In fact, she expanded: 'Vegan diets provide all the nutrition you need to fuel your growing child and typically contain higher amounts of the "good stuff" - vegetables, fruits, beans, lentils, nuts, seeds, etc. - than the standard American diet.'
The only risk, she explained, is that as kids get older and begin to have more control over what they eat they tend towards the starchier foods rather than the protein rich foods like beans, lentils, edamame, nuts and seeds.
For her part, Ms Roth's mission transcends the pros and cons of a nutritional plan. In a video trailer for the forthcoming Vegan is Love, she states: 'If we want to move towards an era of solutions where the planet is healing, people are fed and healthy, there is good in the way we do business and a reverence in the world for all living things, then all we have to is live that life ourselves.'
She adds: 'This is a kid's book of simple ideas but at its core it's really about democracy, supply and demand and engaging ourselves in the public realm.'
Haven't seen the book yet but I applaud Ruby for putting it out there with such apparent forthrightness and creativity. We've met her and she is doing terrific work in getting the vegan message into the mainstream.
Exactly - as I point out in The World Peace Diet, while nutritionists say that vegans are are at risk for deficiency in 3 nutrients (Vit. B-12, calcium, and iodine), they also point out that people eating the Standard American Diet are at risk for deficiency in 7 nutrients (Calcium, iodine, folate, magnesium, fiber, Vitamin C, Vitamin E) -- but where's all the warnings for them???
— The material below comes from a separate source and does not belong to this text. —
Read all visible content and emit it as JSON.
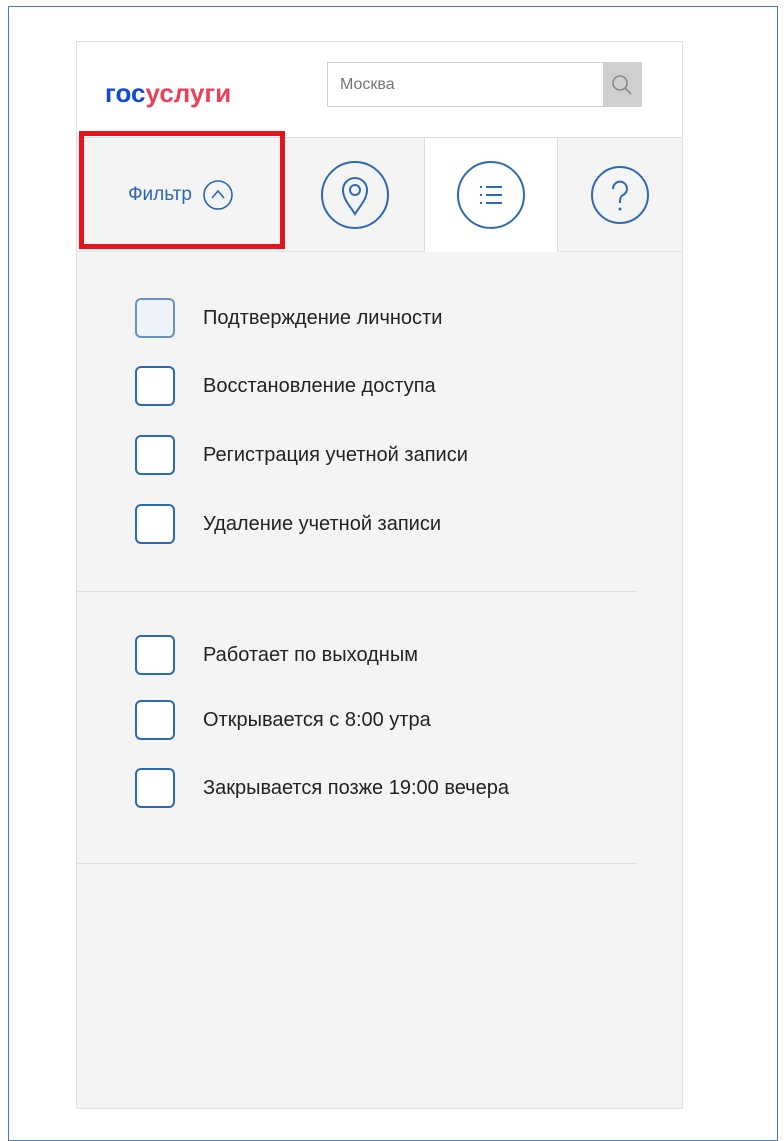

Thanks for making me aware of this book! Too bad the release date is my niece's birthday or I would have bought her a copy. The coverage is pretty dismal, isn't it? Do the articles even state the target age group?
I think the phrase "well planned" keeps getting quoted because it's an important part of the official dietitians' position paper that mentions veganism. The original intent behind the position paper wasn't to suggest that vegan diets need better planning than other diets--just that the dietitians weren't recklessly condoning a diet of potato chips and lettuce leaves. The implication definitely is that all diets need to be well planned, and vegan diets are no exception. Unfortunately people have chosen to read in a negative message.
Its good the article ends with the quote from Ruby as many articles or media coverage start the other way round when referring to veganism so end with the negative.
For the dailymail its not the worst article I've seen regarding veganism but of course its not perfect also and created to stir some debate and argument as to the contents and context of veganism in society.
Without seeing or reading the book its hard to give a complete comment but there are positives in the article and I'll take that when some I've seen lately have been totally negative on every level.